  • The potential lack of expertise (except in the case of fine-tuning or with specific models): LLMs are trained on a large dataset that covers a wide range of topics, but they are not specialized in a specific domain knowledge, which can increase hallucinations or provide inaccurate information.
  • They lack of explainability. LLMs don't have a reliable way of returning the exact source of their answers, which makes it impossible to verify. This exacerbates the issue of hallucination, as they may not be able to provide proper attribution or verify the accuracy of their responses.

This is why, a new solution emerged, as a pipeline between LLMs and your data.

Retrieval Augmented Generation (RAG)

When using GenAI with your data, it is crucial that the LLM can access continuous data to retrieve all the necessary information and context. Indeed, when you think about an AI copilot for your enterprise, you expect to engage with your AI copilot (chatbot) to receive swift and up-to-date answers to your inquiries, sidestepping the process of combing through extensive search result pages. Additionally, it is always better to get citations for users to fact-check or delve deeper into the information provided by the model.
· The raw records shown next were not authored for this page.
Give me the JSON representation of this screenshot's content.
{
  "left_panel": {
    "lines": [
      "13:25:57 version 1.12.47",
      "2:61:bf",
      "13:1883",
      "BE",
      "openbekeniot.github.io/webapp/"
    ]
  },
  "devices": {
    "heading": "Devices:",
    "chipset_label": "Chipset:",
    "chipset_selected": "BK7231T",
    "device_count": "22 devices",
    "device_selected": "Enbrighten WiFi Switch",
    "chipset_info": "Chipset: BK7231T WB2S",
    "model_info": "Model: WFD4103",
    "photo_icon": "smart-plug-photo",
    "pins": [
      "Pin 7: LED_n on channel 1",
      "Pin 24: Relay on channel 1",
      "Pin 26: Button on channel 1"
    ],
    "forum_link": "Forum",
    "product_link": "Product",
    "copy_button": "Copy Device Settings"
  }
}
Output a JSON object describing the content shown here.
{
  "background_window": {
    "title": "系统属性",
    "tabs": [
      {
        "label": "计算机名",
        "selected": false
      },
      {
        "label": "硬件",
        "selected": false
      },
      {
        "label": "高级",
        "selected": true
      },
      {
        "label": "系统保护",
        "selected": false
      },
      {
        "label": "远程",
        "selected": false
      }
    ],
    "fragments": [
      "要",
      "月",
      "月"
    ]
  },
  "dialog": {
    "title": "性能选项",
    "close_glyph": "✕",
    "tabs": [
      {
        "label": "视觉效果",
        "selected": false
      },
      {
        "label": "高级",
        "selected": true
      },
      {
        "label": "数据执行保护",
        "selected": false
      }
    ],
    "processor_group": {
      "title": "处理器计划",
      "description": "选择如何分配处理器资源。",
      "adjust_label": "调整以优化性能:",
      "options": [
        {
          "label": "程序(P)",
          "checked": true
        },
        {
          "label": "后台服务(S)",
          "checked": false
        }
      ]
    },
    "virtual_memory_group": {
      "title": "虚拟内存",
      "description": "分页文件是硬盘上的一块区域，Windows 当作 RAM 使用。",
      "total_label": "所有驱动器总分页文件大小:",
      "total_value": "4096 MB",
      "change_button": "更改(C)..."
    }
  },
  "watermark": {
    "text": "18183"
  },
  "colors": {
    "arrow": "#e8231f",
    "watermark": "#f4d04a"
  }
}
A viable remedy for this concern is the incorporation of a search system that feeds LLMs with verifiable data to produce content. Retrieval Augmented Generation (RAG) is a data augmentation technique using semantic embeddings, that retrieves data from outside a foundation model and augments your prompts by adding the relevant retrieved data in context. 

It works by connecting to a vector database and fetching only the information that is most relevant to the user’s query. Using this technique, the LLM is provided with enough background knowledge to adequately answer the user’s question without hallucinating. RAG is not a part of fine-tuning, because it uses a pre-trained LLM and does not modify it in any way.

It can present the following advantages:

  • Updated data: Knowledge remains constantly updated and pertinent, given that the LLM is consistently fed with a current search index during each query. Users have always access to the latest data (connected), which cannot be forgotten among the vast amount of parameters of LLMs,
  • Verification: For verification purposes, users can review the specific documents provided to the LLM, ensuring that its responses are based on factual information. The model sidesteps the issue of catastrophic forgetting, as it pulls the necessary knowledge in real time instead of attempting to internalize all information,
  • Permissions: RAG can be designed, so the LLM refrains from accessing any data outside a user's permission.

Preparing for the Journey Ahead

Each of these approaches has its own set of advantages and disadvantages, and it's imperative to weigh them carefully. Security, costs, complexity, and the scale of deployment are among the many factors that will influence your choice. 

Embarking on the GenAI journey could be one of the most transformative decisions for your business. However, success necessitates a well-thought-out strategy that considers all variables, from costs and technical requirements to human capital and long-term sustainability. 

At Lampi, our mission is to accelerate the development of AI applications for enterprises. That’s why we are excited to share our knowledge and best practices for organizations to deploy AI for real business impact. 

Discover more about our AI solutions on our website

Don't forget to follow us on LinkedIn, Twitter, and Instagram!